Cultural importance of Falconry receives major recognition under global convention

The European Federation for Hunting and Conservation (FACE) and the International Council for Game and Wildlife Conservation (CIC) are delighted that UNESCO decided to include six new countries – Croatia, Ireland, Netherlands, Poland, Slovakia, Kyrgyzstan – on the inscription “Falconry, a living human heritage” of the Representative List for the Intangible Cultural Heritage of Humanity (ICH). These important additions contribute to an impressive global recognition for 24 countries, highlighting the need to promote and encourage the cultural importance of falconry.

The inscription was officially approved on 14 December 2021 in Paris at the meeting of the Intergovernmental Committee for the UNESCO Convention on the Safeguarding of the Intangible Cultural Heritage. The international recognition of falconry in these countries will help support awareness-raising of the element of cultural heritage.

The value of this listing is not just to the countries among the 24 that are named. In order to get such an international listing, all 180 countries in UNESCO ICH must vote in support as the convention works by consensus. If even one country disagrees, it stops the listing.
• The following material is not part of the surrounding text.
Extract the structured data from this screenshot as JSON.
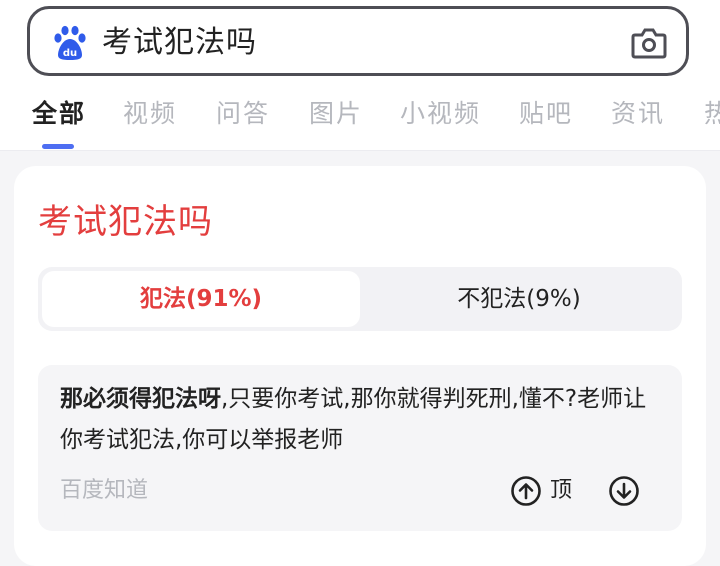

This listing by UNESCO may be used to back up arguments in favour of falconry even in countries, which are not signatories to the convention. A successful listing of any element on the International List obligates governments not only to allow but to assist and promote the element.

Referring to the good news, Gary Timbrell CEO of the International Association for Falconry and Conservation of Birds of Prey (IAF) stated:

“There’s an old proverb that says ‘A society grows great when old men plant trees in whose shade they shall never sit’. This recognition by UNESCO is due to those who have gone before, those who have nurtured and cultivated the art of falconry knowing that they may never see it recognized. Falconry is a family; it is touching that so many countries feel a part of this family”.

Earlier this year, FACE members adopted a new falconry position in Europe to guide work on this topic. This position advocates:

  • to promote the continued growth of falconry in Europe as a hunting art, which safeguards cultural heritage, bringing important conservation and socio-economic benefits.
  • to invite national or regional authorities to maintain or introduce (where falconry is not yet present) legal frameworks to allow and promote falconry.
  • to support the traditional sustainable and judicious use of wild birds of prey for falconry as described in the Birds Directive.
  • to encourage cooperation and solidarity between national hunting organisations and their falconry organisations to ensure the viability of falconry as sustainable hunting and part of a common hunting heritage.

The subject of falconry was at the core of the discussions during the last CIC General Assembly in Budapest in September 2021. A number of panellists during the session “Culture of the countryside” cited it as a shining example of the role that UNESCO recognition can play, not only in safeguarding cultures but in creating a sense of responsibility and stewardship towards traditions.

Falconry is the art of hunting with trained birds of prey – born out of ancient local tradition around the world – and appreciated today as a global cultural phenomenon that is present everywhere. It has a pivotal role in multiple facets of our culture and enjoys a long history dating back over 4000 years.

No Comments

Post A Comment

Stay informed, subscribe to the FACE Newsletter